Task. For the listing below, report all lines that hold the word "Escritorio".

(Records shown)

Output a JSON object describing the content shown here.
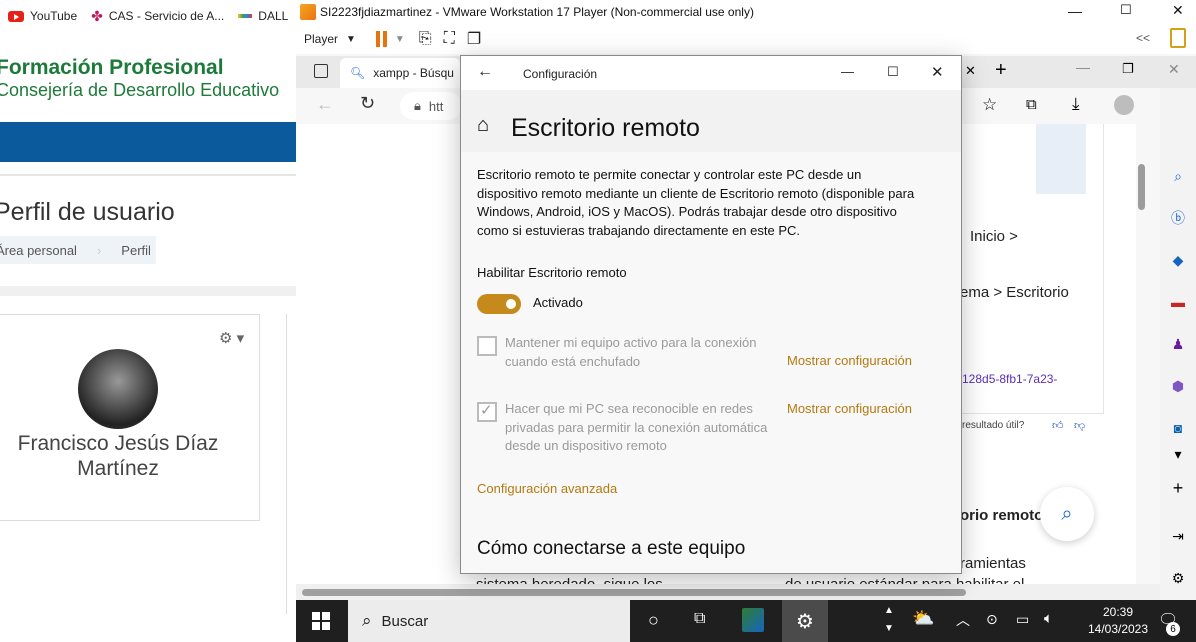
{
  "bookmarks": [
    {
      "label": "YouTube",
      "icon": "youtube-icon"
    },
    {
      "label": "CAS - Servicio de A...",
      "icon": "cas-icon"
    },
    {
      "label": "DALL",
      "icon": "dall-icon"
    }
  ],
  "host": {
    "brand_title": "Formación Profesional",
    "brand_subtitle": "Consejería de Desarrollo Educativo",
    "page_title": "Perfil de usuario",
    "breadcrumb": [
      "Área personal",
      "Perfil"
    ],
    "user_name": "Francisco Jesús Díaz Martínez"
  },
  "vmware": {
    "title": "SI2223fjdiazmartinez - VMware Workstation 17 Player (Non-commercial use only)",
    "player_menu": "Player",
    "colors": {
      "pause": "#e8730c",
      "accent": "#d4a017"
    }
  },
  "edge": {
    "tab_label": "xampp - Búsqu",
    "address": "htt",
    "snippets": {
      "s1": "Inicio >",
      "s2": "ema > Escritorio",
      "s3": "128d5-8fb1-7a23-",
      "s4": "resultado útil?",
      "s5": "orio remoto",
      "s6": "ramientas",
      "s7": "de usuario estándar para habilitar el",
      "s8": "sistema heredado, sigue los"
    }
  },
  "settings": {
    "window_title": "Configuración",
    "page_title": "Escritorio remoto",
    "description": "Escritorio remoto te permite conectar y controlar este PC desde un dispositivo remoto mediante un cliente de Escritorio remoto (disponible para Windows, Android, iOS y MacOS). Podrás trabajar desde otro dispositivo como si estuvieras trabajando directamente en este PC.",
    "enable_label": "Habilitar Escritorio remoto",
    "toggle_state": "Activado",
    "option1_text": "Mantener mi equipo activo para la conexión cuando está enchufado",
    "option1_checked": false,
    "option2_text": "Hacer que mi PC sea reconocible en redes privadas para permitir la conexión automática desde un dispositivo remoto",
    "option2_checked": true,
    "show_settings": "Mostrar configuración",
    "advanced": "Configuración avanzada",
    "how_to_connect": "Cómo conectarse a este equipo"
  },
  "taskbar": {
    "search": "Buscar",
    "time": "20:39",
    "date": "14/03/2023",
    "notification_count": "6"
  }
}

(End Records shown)
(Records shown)

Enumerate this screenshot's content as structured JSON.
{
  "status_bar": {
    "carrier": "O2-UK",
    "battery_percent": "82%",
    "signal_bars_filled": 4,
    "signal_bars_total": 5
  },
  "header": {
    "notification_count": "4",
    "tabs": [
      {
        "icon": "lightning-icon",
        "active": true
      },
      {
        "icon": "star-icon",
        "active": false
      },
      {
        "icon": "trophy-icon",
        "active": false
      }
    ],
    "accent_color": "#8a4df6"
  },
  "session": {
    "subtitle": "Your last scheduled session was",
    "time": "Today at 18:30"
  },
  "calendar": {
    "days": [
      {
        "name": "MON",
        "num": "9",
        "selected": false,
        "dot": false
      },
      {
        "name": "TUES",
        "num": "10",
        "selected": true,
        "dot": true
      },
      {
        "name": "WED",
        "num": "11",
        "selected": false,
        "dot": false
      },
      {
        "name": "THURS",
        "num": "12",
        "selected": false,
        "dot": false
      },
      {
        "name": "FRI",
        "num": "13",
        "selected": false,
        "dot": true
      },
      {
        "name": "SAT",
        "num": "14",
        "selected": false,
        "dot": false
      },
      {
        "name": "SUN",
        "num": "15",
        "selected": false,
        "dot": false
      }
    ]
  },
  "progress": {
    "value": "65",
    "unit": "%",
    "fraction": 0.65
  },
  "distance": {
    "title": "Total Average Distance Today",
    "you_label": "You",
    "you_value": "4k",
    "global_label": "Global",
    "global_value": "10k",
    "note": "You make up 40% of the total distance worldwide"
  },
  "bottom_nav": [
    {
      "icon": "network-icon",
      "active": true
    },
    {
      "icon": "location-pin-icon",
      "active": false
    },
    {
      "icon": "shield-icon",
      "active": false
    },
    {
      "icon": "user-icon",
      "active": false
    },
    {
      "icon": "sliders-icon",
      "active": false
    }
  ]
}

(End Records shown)

Answer section.
      "s2": "ema > Escritorio",
    "page_title": "Escritorio remoto",
    "description": "Escritorio remoto te permite conectar y controlar este PC desde un dispositivo remoto mediante un cliente de Escritorio remoto (disponible para Windows, Android, iOS y MacOS). Podrás trabajar desde otro dispositivo como si estuvieras trabajando directamente en este PC.",
    "enable_label": "Habilitar Escritorio remoto",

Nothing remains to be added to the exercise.